An exact copy of the entries is required, excluding any pictures.

[Records for this task Boundary: Start]

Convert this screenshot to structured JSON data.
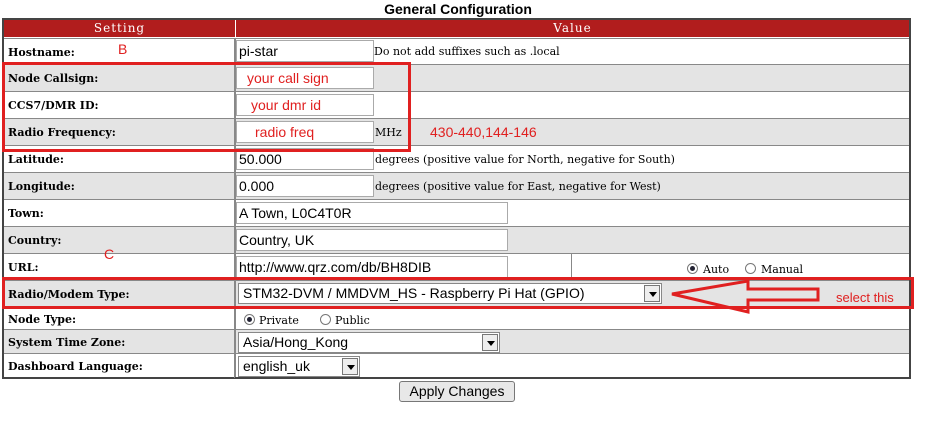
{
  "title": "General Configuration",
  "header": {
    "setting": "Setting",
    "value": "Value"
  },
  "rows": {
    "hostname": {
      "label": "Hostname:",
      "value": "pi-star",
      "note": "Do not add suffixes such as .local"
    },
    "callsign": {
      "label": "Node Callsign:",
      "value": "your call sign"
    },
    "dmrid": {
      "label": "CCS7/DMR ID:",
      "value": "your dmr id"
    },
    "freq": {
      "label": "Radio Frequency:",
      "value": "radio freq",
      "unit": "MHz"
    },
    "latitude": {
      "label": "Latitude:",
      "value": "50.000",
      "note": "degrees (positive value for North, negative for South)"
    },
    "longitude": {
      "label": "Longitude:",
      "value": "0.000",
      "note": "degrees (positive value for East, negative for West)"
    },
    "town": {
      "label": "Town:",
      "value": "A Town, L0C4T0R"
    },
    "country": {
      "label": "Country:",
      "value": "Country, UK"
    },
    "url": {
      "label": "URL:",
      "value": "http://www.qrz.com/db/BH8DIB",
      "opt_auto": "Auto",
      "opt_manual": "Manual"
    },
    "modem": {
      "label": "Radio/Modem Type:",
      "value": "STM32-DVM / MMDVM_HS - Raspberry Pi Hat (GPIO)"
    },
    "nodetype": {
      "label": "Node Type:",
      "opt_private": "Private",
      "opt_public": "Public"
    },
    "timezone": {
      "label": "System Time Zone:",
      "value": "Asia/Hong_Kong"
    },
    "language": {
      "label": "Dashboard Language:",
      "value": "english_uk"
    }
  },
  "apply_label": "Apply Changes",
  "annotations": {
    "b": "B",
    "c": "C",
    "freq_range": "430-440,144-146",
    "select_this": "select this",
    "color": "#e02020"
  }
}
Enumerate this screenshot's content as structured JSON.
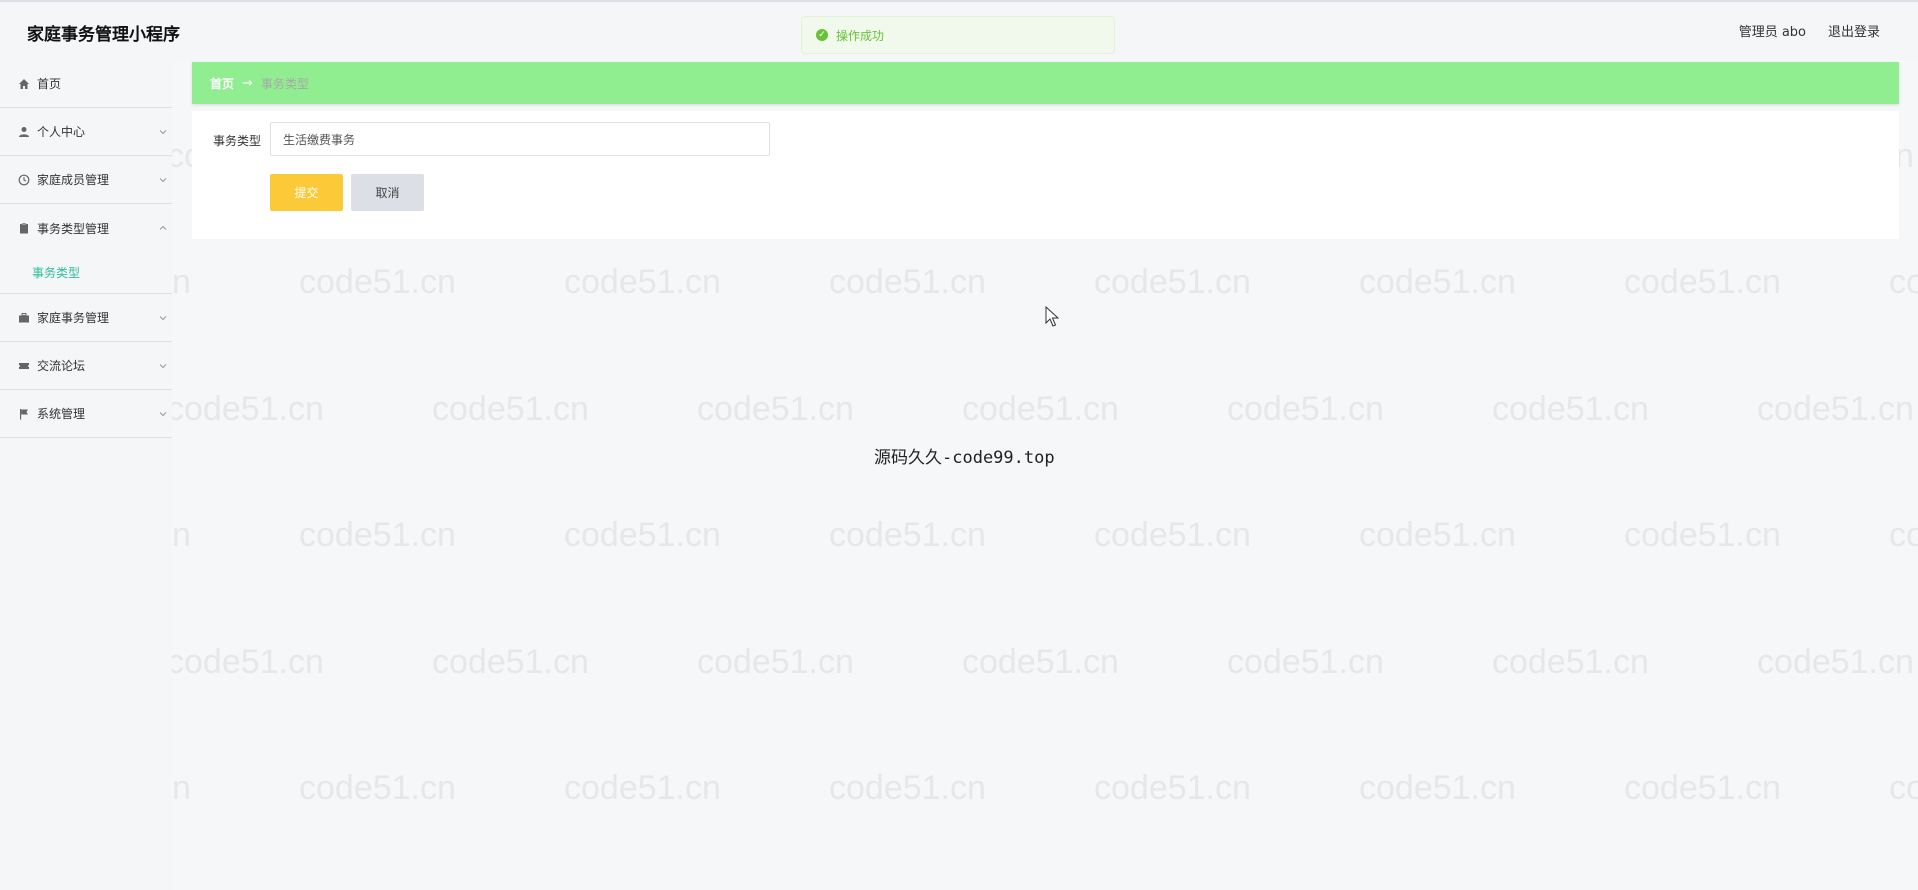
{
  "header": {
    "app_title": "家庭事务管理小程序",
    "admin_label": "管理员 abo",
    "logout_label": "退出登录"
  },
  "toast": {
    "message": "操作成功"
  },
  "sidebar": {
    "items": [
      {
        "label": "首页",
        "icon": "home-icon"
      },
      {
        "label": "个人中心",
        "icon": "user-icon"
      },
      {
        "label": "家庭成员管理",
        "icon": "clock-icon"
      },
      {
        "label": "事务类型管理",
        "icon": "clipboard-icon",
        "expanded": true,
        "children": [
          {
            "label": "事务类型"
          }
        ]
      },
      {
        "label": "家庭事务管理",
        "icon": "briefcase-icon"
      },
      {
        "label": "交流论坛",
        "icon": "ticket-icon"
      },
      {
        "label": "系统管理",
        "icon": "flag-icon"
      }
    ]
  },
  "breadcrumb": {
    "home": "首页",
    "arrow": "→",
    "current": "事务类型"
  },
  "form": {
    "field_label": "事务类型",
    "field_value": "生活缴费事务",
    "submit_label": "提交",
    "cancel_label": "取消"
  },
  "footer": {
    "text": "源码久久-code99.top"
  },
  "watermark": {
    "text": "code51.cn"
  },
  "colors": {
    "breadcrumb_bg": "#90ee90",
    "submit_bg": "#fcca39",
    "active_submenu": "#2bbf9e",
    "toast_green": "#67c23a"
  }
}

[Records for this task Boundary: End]

• _Output below_
Convert this screenshot to structured JSON data.
{
  "title": "General Configuration",
  "header": {
    "setting": "Setting",
    "value": "Value"
  },
  "rows": {
    "hostname": {
      "label": "Hostname:",
      "value": "pi-star",
      "note": "Do not add suffixes such as .local"
    },
    "callsign": {
      "label": "Node Callsign:",
      "value": "your call sign"
    },
    "dmrid": {
      "label": "CCS7/DMR ID:",
      "value": "your dmr id"
    },
    "freq": {
      "label": "Radio Frequency:",
      "value": "radio freq",
      "unit": "MHz"
    },
    "latitude": {
      "label": "Latitude:",
      "value": "50.000",
      "note": "degrees (positive value for North, negative for South)"
    },
    "longitude": {
      "label": "Longitude:",
      "value": "0.000",
      "note": "degrees (positive value for East, negative for West)"
    },
    "town": {
      "label": "Town:",
      "value": "A Town, L0C4T0R"
    },
    "country": {
      "label": "Country:",
      "value": "Country, UK"
    },
    "url": {
      "label": "URL:",
      "value": "http://www.qrz.com/db/BH8DIB",
      "opt_auto": "Auto",
      "opt_manual": "Manual"
    },
    "modem": {
      "label": "Radio/Modem Type:",
      "value": "STM32-DVM / MMDVM_HS - Raspberry Pi Hat (GPIO)"
    },
    "nodetype": {
      "label": "Node Type:",
      "opt_private": "Private",
      "opt_public": "Public"
    },
    "timezone": {
      "label": "System Time Zone:",
      "value": "Asia/Hong_Kong"
    },
    "language": {
      "label": "Dashboard Language:",
      "value": "english_uk"
    }
  },
  "apply_label": "Apply Changes",
  "annotations": {
    "b": "B",
    "c": "C",
    "freq_range": "430-440,144-146",
    "select_this": "select this",
    "color": "#e02020"
  }
}
Enumerate this screenshot's content as structured JSON.
{
  "header": {
    "app_title": "家庭事务管理小程序",
    "admin_label": "管理员 abo",
    "logout_label": "退出登录"
  },
  "toast": {
    "message": "操作成功"
  },
  "sidebar": {
    "items": [
      {
        "label": "首页",
        "icon": "home-icon"
      },
      {
        "label": "个人中心",
        "icon": "user-icon"
      },
      {
        "label": "家庭成员管理",
        "icon": "clock-icon"
      },
      {
        "label": "事务类型管理",
        "icon": "clipboard-icon",
        "expanded": true,
        "children": [
          {
            "label": "事务类型"
          }
        ]
      },
      {
        "label": "家庭事务管理",
        "icon": "briefcase-icon"
      },
      {
        "label": "交流论坛",
        "icon": "ticket-icon"
      },
      {
        "label": "系统管理",
        "icon": "flag-icon"
      }
    ]
  },
  "breadcrumb": {
    "home": "首页",
    "arrow": "→",
    "current": "事务类型"
  },
  "form": {
    "field_label": "事务类型",
    "field_value": "生活缴费事务",
    "submit_label": "提交",
    "cancel_label": "取消"
  },
  "footer": {
    "text": "源码久久-code99.top"
  },
  "watermark": {
    "text": "code51.cn"
  },
  "colors": {
    "breadcrumb_bg": "#90ee90",
    "submit_bg": "#fcca39",
    "active_submenu": "#2bbf9e",
    "toast_green": "#67c23a"
  }
}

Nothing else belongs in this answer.